  13. ^ Marouf, Nadir (2002). "Le système musical de la Sana'a ou le paradigm de la norme at de la marge". In Samrakandi, Mohammed Habib; Aous, Rachid (eds.). Horizons Maghrebins: Le droit à la mémoire. Toulouse: Presses Universitaire du Mirail. p. 24. ISBN 978-2-85816-657-2.(footnote 12)
  14. ^ Guettat, Mahmoud (2000). La Musique arabo-andalouse: l'empreinte du Maghreb. Éditions el-Ouns.
  15. ^ See Davila (2013) p. 325.
  16. ^ Guerbas, Rachid (2002). "Chante et musique de la nawba ou nûba algérienne". In Samrakandi, Mohammed Habib; Aous, Rachid (eds.). Horizons Maghrebins: Le droit à la mémoire. Toulouse: Presses Universitaire du Mirail. p. 25. ISBN 978-2-85816-657-2.
  17. ^ Davila 2016, p. 4.
  18. ^ Farmer 1978, p. 137.
  19. ^ Farmer 1978, p. 140.
  20. ^ Farmer 1978, pp. 140–141.
  21. ^ McNaught, W. G. (1893). "The History and Uses of the Sol-fa Syllables". Proceedings of the Musical Association. 19. Novello, Ewer and Co.: 35–51. doi:10.1093/jrma/19.1.35. ISSN 0958-8442.
  22. ^ Farmer 1978, pp. 76–77.
  23. ^ Miller, Samuel D. (Autumn 1973), "Guido d'Arezzo: Medieval Musician and Educator", Journal of Research in Music Education, 21 (3): 239–245, doi:10.2307/3345093, JSTOR 3345093, S2CID 143833782
  24. ^ Farmer 1978, pp. 81–82.
  25. ^ Beech, George T. (1992). "Troubadour Contacts with Muslim Spain and Knowledge of Arabic: New Evidence Concerning William IX of Aquitaine". Romania. 113 (449): 14–26. doi:10.3406/roma.1992.2180.
  26. ^ Bogin, Magda; Bogin, Meg (1995). The Women Troubadours. WW Norton. pp. 46–47. ISBN 978-0-393-00965-1.

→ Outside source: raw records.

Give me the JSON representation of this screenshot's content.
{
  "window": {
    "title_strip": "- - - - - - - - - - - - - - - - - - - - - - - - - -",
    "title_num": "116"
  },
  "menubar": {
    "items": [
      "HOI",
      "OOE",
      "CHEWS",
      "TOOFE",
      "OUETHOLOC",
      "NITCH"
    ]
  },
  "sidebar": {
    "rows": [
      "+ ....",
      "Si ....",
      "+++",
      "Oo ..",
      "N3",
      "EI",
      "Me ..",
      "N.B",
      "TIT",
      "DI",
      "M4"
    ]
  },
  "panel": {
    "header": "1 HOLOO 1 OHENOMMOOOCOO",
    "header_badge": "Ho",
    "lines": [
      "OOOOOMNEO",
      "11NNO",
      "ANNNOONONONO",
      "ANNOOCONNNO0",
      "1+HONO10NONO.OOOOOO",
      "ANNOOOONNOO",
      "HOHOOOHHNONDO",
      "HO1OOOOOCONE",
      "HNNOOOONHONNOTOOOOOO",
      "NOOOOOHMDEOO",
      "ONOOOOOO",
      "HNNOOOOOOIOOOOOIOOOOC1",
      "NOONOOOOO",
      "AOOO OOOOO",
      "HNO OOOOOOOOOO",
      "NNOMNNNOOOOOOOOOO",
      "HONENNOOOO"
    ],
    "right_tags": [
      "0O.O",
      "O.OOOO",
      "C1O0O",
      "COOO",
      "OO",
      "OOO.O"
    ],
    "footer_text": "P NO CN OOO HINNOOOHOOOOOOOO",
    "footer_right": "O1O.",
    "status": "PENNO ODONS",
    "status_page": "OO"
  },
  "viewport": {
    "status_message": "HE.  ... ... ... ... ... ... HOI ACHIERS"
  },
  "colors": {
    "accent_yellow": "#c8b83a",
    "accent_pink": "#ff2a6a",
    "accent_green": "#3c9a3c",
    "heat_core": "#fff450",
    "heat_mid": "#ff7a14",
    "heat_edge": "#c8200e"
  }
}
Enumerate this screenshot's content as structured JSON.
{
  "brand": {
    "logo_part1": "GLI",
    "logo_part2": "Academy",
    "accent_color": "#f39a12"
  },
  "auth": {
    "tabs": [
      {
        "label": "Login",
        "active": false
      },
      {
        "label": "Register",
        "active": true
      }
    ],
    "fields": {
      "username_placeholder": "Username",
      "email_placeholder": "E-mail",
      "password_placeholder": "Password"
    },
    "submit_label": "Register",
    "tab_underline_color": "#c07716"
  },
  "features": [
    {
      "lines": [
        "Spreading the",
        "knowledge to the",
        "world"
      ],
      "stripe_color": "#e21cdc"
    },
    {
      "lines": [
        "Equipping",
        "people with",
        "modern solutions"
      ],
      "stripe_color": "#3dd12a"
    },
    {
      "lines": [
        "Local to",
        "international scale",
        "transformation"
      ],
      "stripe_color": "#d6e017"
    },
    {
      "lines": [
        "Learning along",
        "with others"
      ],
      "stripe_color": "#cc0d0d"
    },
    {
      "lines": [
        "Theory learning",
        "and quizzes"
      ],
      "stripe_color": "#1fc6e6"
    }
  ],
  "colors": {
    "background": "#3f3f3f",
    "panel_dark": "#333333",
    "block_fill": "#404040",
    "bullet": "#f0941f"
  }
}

  27. ^ Veldeman, Marie-Christine (2001). "Egypt, or the quest for syncretism and spiritual wholeness in Lawrence Durrell's Avignon Quintet". Equivalences. 28 (2): 87–100. doi:10.3406/equiv.2001.1233.


Further reading